        Blake Wood got the save and a scoreless 9th – but walked two. Hanson had a nice single during the late rally – great bat control. Worth seeing a replay if one gets the chance. Also showed excellent range stopping a ball from going thru IF, although he didn’t get the out. Diaz didn’t do much but took some painful foul tips.

        • Thanks for the update – I left the telecast in the bottom of the 6th. I agree, the announcers were struggling (Sam Ryan was not), and I think they could have found a better AAA field for the game. I have been to Autozone Park in Memphis and it is really a nice venue.

  • Thanks ryan.

  • I think our AAA depth is as weak as it has been in a few years. Mostly because of injuries. The Pirates currently have no real Starting pitching options at AAA. Fortunately Worley would be the first man up if someone went down. But he would probably need to be stretched out. I think the Pirates are playing with fire by not getting something done for a starting pitcher. I would hate to see them go with a Chris Volstad in a pennant race .

    • The Phillies are boing to be looking for a GM soon, you need to get your resume in there.

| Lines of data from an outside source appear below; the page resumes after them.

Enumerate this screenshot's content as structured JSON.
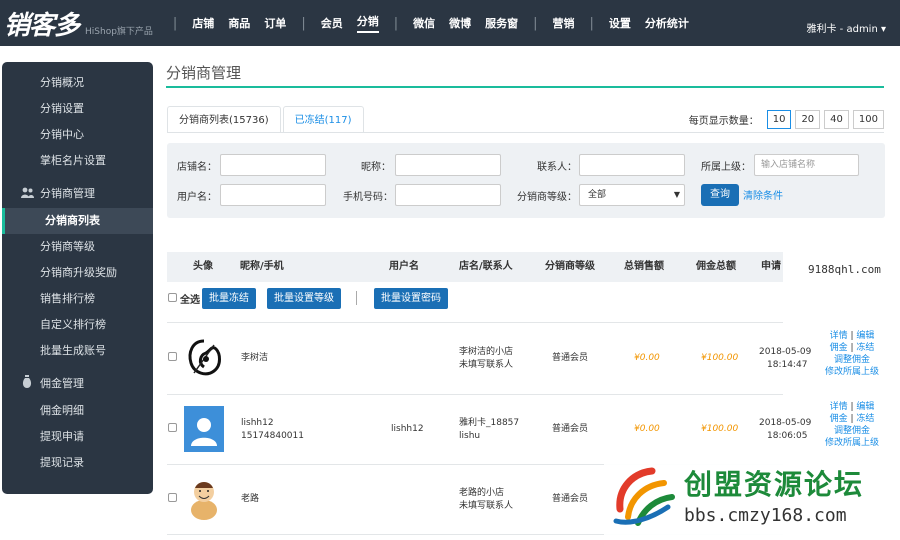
{
  "topbar": {
    "logo": "销客多",
    "logo_sub": "HiShop旗下产品",
    "nav": [
      "店铺",
      "商品",
      "订单",
      "会员",
      "分销",
      "微信",
      "微博",
      "服务窗",
      "营销",
      "设置",
      "分析统计"
    ],
    "active_nav": "分销",
    "user": "雅利卡 - admin ▾"
  },
  "sidebar": {
    "items_top": [
      "分销概况",
      "分销设置",
      "分销中心",
      "掌柜名片设置"
    ],
    "group1": "分销商管理",
    "group1_items": [
      "分销商列表",
      "分销商等级",
      "分销商升级奖励",
      "销售排行榜",
      "自定义排行榜",
      "批量生成账号"
    ],
    "group1_active": "分销商列表",
    "group2": "佣金管理",
    "group2_items": [
      "佣金明细",
      "提现申请",
      "提现记录"
    ]
  },
  "page": {
    "title": "分销商管理",
    "tabs": [
      "分销商列表(15736)",
      "已冻结(117)"
    ],
    "page_size_label": "每页显示数量：",
    "page_sizes": [
      "10",
      "20",
      "40",
      "100"
    ],
    "page_size_selected": "10"
  },
  "filter": {
    "shop_name_label": "店铺名：",
    "nickname_label": "昵称：",
    "contact_label": "联系人：",
    "superior_label": "所属上级：",
    "superior_placeholder": "输入店铺名称",
    "username_label": "用户名：",
    "phone_label": "手机号码：",
    "level_label": "分销商等级：",
    "level_value": "全部",
    "query_button": "查询",
    "clear_link": "清除条件"
  },
  "table": {
    "headers": [
      "头像",
      "昵称/手机",
      "用户名",
      "店名/联系人",
      "分销商等级",
      "总销售额",
      "佣金总额",
      "申请"
    ],
    "select_all": "全选",
    "bulk_freeze": "批量冻结",
    "bulk_set_level": "批量设置等级",
    "bulk_set_password": "批量设置密码",
    "rows": [
      {
        "nickname": "李树洁",
        "phone": "",
        "username": "",
        "shop": "李树洁的小店",
        "contact": "未填写联系人",
        "level": "普通会员",
        "sales": "¥0.00",
        "commission": "¥100.00",
        "date": "2018-05-09",
        "time": "18:14:47",
        "actions": [
          "详情",
          "编辑",
          "佣金",
          "冻结",
          "调整佣金",
          "修改所属上级"
        ]
      },
      {
        "nickname": "lishh12",
        "phone": "15174840011",
        "username": "lishh12",
        "shop": "雅利卡_18857",
        "contact": "lishu",
        "level": "普通会员",
        "sales": "¥0.00",
        "commission": "¥100.00",
        "date": "2018-05-09",
        "time": "18:06:05",
        "actions": [
          "详情",
          "编辑",
          "佣金",
          "冻结",
          "调整佣金",
          "修改所属上级"
        ]
      },
      {
        "nickname": "老路",
        "phone": "",
        "username": "",
        "shop": "老路的小店",
        "contact": "未填写联系人",
        "level": "普通会员"
      }
    ]
  },
  "watermarks": {
    "site": "9188qhl.com",
    "forum_title": "创盟资源论坛",
    "forum_url": "bbs.cmzy168.com"
  },
  "colors": {
    "topbar": "#2b3643",
    "accent": "#1abc9c",
    "button_blue": "#1a6fb5",
    "link_blue": "#1a8ee6",
    "money_orange": "#f29500"
  }
}
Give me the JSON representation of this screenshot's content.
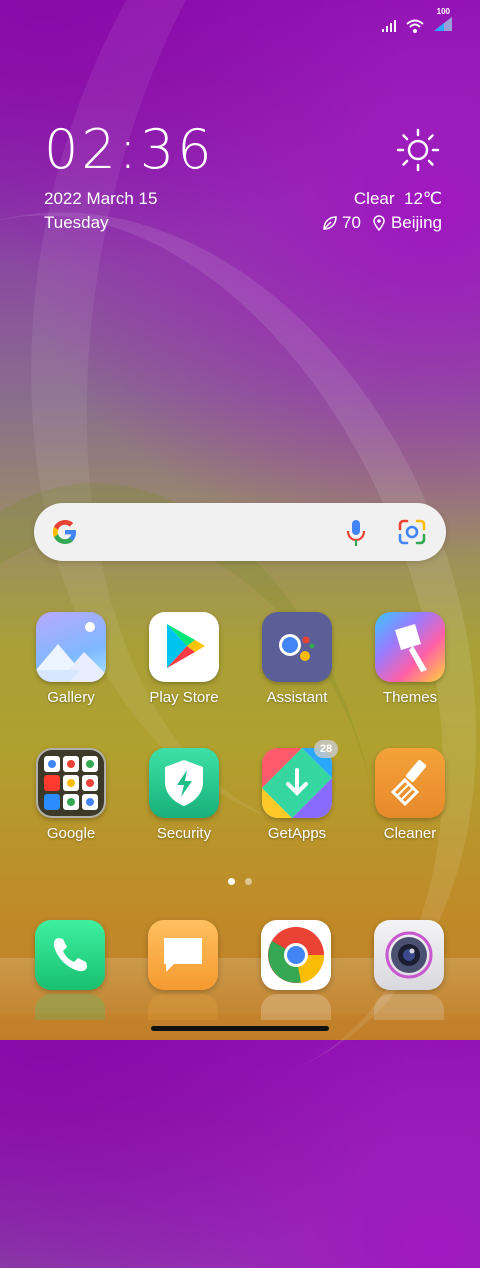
{
  "status": {
    "battery_text": "100",
    "icons": [
      "signal-icon",
      "wifi-icon",
      "battery-icon"
    ]
  },
  "clock": {
    "time": "02:36"
  },
  "date": {
    "date_text": "2022 March 15",
    "day_text": "Tuesday"
  },
  "weather": {
    "condition": "Clear",
    "temperature": "12℃",
    "aqi": "70",
    "location": "Beijing",
    "icon": "sun-icon"
  },
  "search": {
    "icons": [
      "google-g-icon",
      "microphone-icon",
      "google-lens-icon"
    ]
  },
  "apps_row1": [
    {
      "label": "Gallery",
      "icon": "gallery-icon"
    },
    {
      "label": "Play Store",
      "icon": "play-store-icon"
    },
    {
      "label": "Assistant",
      "icon": "assistant-icon"
    },
    {
      "label": "Themes",
      "icon": "themes-icon"
    }
  ],
  "apps_row2": [
    {
      "label": "Google",
      "icon": "google-folder-icon"
    },
    {
      "label": "Security",
      "icon": "security-icon"
    },
    {
      "label": "GetApps",
      "icon": "getapps-icon",
      "badge": "28"
    },
    {
      "label": "Cleaner",
      "icon": "cleaner-icon"
    }
  ],
  "pages": {
    "count": 2,
    "active": 1
  },
  "dock": [
    "phone-icon",
    "messages-icon",
    "chrome-icon",
    "camera-icon"
  ]
}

    • If the roster move is due to injury, they might go with Liz over Volstad for 2-3 starts while trying to stretch out Worley. I assume they’d just ride the hot hand from AAA, but currently Liz seems interesting off his last 2-3 starts.

      Id even prefer Sampson over Volstad, and thats not really due to dominance by Sampson.

    • Taillon is out for 6 more weeks and my understanding is that includes all of the rehab throwing. If he is back ready for action in mid August, what would preclude him from being an option for a September call-up?

      And off of Glasnow’s last start at AA, is that out of the question in a pennant drive? Can he not be promoted to AAA anytime soon? For my money, coming to the majors from AA or AAA would not matter if I needed somebody in an emergency.

      That said, our Rotation is solid and has carried this team all year.